The R&D tax credit expired on Dec. 31, 2011, and its passing produced hardly a noticeable ripple throughout the high-tech industry. That’s not because American business doesn't miss the financial benefits from this tax incentive, but because many companies understand that it’s only a matter of time until Congress again revives it. Congress has frequently let the credit expire, then acted to reinstate it retroactively.
But what is the value of this credit? And does it make sense for Congress to restore it?
The research credit has been in existence for over 30 years. During that time, not one company has announced an invention or product that was produced as a result of the R&D tax credit. Unlike government subsidies that have gone to the Defense Advanced Research Projects Agency, the National Science Foundation or the Energy Department, we taxpayers have nothing to show for our investment in the research credit.
The reason is fairly obvious: Companies do not undertake research projects because of a small tax subsidy. Instead R&D projects are initiated because companies need them to compete in a global market and they will engage in research regardless of whether or not a tax credit is available.
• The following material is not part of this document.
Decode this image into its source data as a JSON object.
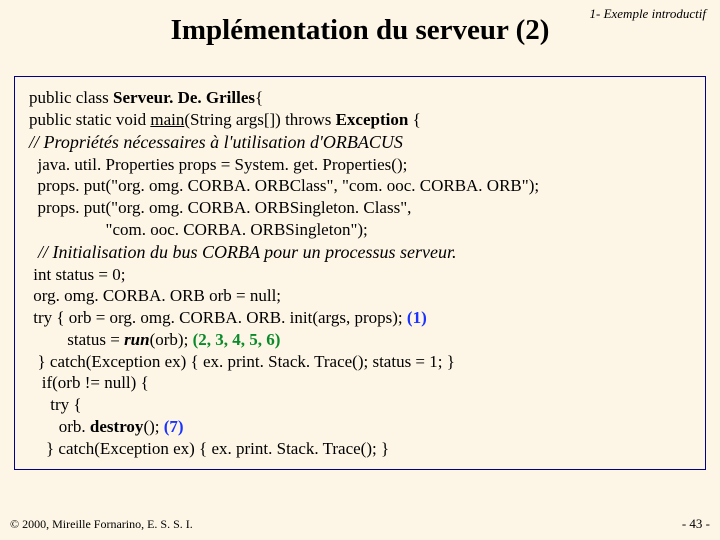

The credit is calculated as a percentage of R&D wages, and the percentage can be either 20 percent or 14 percent, depending on how a company computes the credit. But the impact of many restrictions imposed by Congress effectively means the credit generally amounts to only about 5 percent of research expenditures, hardly enough to make a company engage in research it otherwise wouldn’t undertake.
Congress imposed restrictions to reduce the cost of the credit, but at same time these limitations diminish its effectiveness. Despite its weak effect, the credit is expensive, costing taxpayers an estimated $10 billion per year.
The original purpose of the R&D tax credit was to increase research expenditures, and many economic studies claim that the credit increases research expenditures on a one-to-one basis, meaning that for each dollar of credit there is one additional dollar of R&D expenditure. These studies are contrafactual, or what-if calculations. They look backward and try to determine what would have happened if there were no research credit.
Although supporters of the R&D tax credit trumpet these studies as evidence of that the credit is working, a one-to-one ratio is actually evidence of ineffectiveness. An effective incentive should have a multiplier effect, providing an increase of $3 to $4 of R&D for each dollar of credit. Moreover, these studies do not square with the failure of companies to demonstrate that any additional research was undertaken because of the credit. For $10 billion in credit, it is fair to ask to see some concrete results.
Part of the problem with the research credit is that it goes to companies that do not need it. Over 80 percent of the credits earned go to very large companies. Apple, Google, Microsoft and Intel already have billions of dollars in the bank, and are therefore unlikely to increase their R&D expenditures as a result of a small tax incentive. On the other hand, start-ups that can use additional financing do not benefit from the credit since they are not profitable and have no tax liability against which they can apply the credit.
The U.S. government has been very generous to the high technology industry. In addition to financing a large portion of basic research, thereby saving industry the expense, Washington allows a 100 percent tax write-off of R&D expenditures, and allows companies to transfer their intangible property rights to offshore tax havens. It is therefore not surprising that companies manufacture their products offshore since doing so allows them to avoid U.S taxes on their manufacturing profits.
To give these companies a research credit in addition is to reward, in many cases, behavior that is detrimental to the U.S. economy.
The economic theory supporting the R&D tax credit is that companies do not fully capture all the returns resulting from an invention and, as a consequence, market forces do not provide adequate stimulus for R&D activity. It is therefore argued that it is the role of the government to compensate for this market failure by providing a tax subsidy.
While this theory does not square with free market economics, that fact has not stopped members of Congress from both parties along with the president from enthusiastically supporting renewal of the credit. In fact, as the centerpiece of his science and technology policy, President Obama has recently proposed increasing the amount of the tax credit while extending it 10 years.
The R&D credit does not increase R&D expenditures, and the $10 billion we spend each year on the credit is mostly a financial transfer from the government to large multinational corporations with no benefit to U.S. taxpayers. It is not the federal government’s responsibility to finance or subsidize the ordinary business activities of corporations, especially when that subsidy does not provide the desired effect.
Now that the R&D tax credit has expired, it’s a good time to let it be.--Michael Rashkin is a tax attorney who has worked in the high-tech industry for more than 40 years, including 13 years at Apple and 12 years at Marvell Semiconductor. The opinions expressed here are his alone, and do not reflect those of any organization.